Site logo

EU struggles with how to cut off reliance on Russian gas

European Union nations struggled on Monday to find common ground on how to wean the bloc off its reliance on Russian natural gas, seeking to appease wary consumers at home while upholding unity as Moscow turns down the tap.

On the eve of an emergency meeting to discuss plans to cut gas use by 15 per cent over the coming months, envoys were still brokering a possible compromise that should keep all 27 nations in line by Tuesday night.

“This is still a work in progress,” said a senior diplomat, who asked not to be identified because the talks were still ongoing.

The bloc is bracing for a possible full Russian cut-off of natural gas supplies that could add a big chill to the upcoming winter, leaving nations like economic juggernaut Germany especially exposed. Some other countries, with little dependence on Russian gas, do not want to force such a major cut on their people.

Russia has cut off or reduced gas to a dozen EU countries, and on Monday said it will slash flows this week through a major pipeline to Germany by another half, to 20 per cent of capacity. The Nord Stream 1 pipeline reductions further endanger goals to fill storage for winter as envoys haggled over EU plans.

The Russian state-owned company Gazprom tweeted that it would reduce “the daily throughput” of the Nord Stream 1 pipeline to Germany to 33 million cubic metres as of Wednesday, saying it was shutting down a turbine for repairs. The head of Germany’s network regulator, Klaus Mueller, confirmed that the flow was expected to be cut in half.

Deliveries were at 40 per cent of capacity after Nord Stream 1 reopened last week, after 10 days of scheduled maintenance. The German government said it rejected the notion that technical reasons would lead to further gas reductions.

“We are monitoring the situation very closely in close exchange with the federal network agency and the gas crisis team,” the German economy ministry said in a statement after Gazprom’s announcement. “According to our information, there is no technical reason for a reduction in deliveries.”

The EU senior diplomat said ambassadors had been working non-stop on the divisive issue and had sought to clip the powers of the executive European Commission, which, under its plan, could sidestep member countries to impose such reductions of gas usage.
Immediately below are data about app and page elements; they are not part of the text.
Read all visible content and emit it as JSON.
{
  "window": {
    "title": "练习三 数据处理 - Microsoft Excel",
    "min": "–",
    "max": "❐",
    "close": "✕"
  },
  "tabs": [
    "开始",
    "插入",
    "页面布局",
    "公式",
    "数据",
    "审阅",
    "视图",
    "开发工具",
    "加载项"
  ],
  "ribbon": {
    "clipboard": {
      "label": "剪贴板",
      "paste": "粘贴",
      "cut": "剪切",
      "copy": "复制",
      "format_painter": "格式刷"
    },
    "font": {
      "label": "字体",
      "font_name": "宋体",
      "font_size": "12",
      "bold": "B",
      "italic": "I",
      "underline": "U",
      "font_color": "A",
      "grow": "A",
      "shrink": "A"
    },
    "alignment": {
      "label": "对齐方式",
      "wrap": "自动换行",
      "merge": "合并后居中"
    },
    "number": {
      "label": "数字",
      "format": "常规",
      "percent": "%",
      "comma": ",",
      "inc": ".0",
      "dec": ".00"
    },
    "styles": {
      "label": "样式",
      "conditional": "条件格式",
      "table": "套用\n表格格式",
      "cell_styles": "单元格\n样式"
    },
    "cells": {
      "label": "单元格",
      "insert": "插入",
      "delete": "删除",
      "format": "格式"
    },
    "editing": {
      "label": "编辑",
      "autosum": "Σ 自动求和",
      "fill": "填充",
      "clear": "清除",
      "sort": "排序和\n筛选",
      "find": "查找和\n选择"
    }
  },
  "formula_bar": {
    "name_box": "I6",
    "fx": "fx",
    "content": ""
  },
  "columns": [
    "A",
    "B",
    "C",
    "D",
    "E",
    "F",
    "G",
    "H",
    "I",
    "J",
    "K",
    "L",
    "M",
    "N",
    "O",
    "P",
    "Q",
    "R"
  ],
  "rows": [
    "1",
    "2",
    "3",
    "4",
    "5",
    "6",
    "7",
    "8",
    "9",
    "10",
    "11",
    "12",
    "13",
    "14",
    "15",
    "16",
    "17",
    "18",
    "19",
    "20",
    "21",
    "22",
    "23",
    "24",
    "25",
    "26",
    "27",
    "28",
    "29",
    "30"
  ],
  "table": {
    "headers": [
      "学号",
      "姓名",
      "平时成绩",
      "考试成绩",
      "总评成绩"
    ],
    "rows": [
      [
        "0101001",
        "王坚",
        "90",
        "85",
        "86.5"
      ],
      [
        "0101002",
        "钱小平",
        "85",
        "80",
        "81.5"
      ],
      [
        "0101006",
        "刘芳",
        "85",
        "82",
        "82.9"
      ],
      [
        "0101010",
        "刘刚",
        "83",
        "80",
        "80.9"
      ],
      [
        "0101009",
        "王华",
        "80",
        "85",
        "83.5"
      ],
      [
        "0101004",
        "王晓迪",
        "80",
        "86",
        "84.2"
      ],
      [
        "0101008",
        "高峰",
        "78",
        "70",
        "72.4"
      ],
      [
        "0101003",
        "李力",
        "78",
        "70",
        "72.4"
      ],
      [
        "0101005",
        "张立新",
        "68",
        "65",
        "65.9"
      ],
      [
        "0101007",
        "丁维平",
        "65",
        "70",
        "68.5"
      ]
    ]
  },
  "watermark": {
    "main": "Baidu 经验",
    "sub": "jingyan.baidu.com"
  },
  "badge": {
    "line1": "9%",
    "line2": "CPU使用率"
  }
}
“First and utmost” was the need to put members in charge of deciding when such cuts should become mandatory, the diplomat said, in case Russian President Vladimir Putin weaponises gas exports to pressure the bloc into reducing its sanctions over the war in Ukraine or push other political aims.

Yielding some of their powers over energy policy to Brussels has long been anathema in some national capitals.

Spain and Portugal have already said making mandatory reductions are a non-starter. They noted that they use very little Russian gas, compared with countries such as Germany and Italy, and that there are scant energy connections linking them to the rest of Europe.

A one-size-fits-all solution seemed off the table on Monday as envoys were looking at derogations for island nations that are not connected to other networks, for Baltic nations that have close links with the Russian electricity grid, or nations whose industries depend heavily on them.

Reducing gas use by 15 per cent between August and next March will not come easy. The European Commission signalled its proposed target would require EU countries as a whole to triple the cuts they achieved since Russia invaded Ukraine on February 24.

Yet, there is a fear of displaying a lack of solidarity, with the rest of the world — especially Russia — looking on.

“The world is watching very closely,” the diplomat said.

During the war, the EU has approved bans on Russian coal and most oil to take effect later this year, but it did not include natural gas because the bloc depends on gas to power factories, generate electricity and heat homes. Commission President Ursula von der Leyen is convinced Putin will cut off gas anyway to try to wreak economic and political havoc in Europe this winter.

The aim of the commission’s proposals is to ensure, in case of a Russian cut-off, that essential industries and services like hospitals can function, while others would have to cut back. That could include lowering heat in public buildings and enticing families to use less energy at home.


Read More


  • No comments yet.
  • Add a comment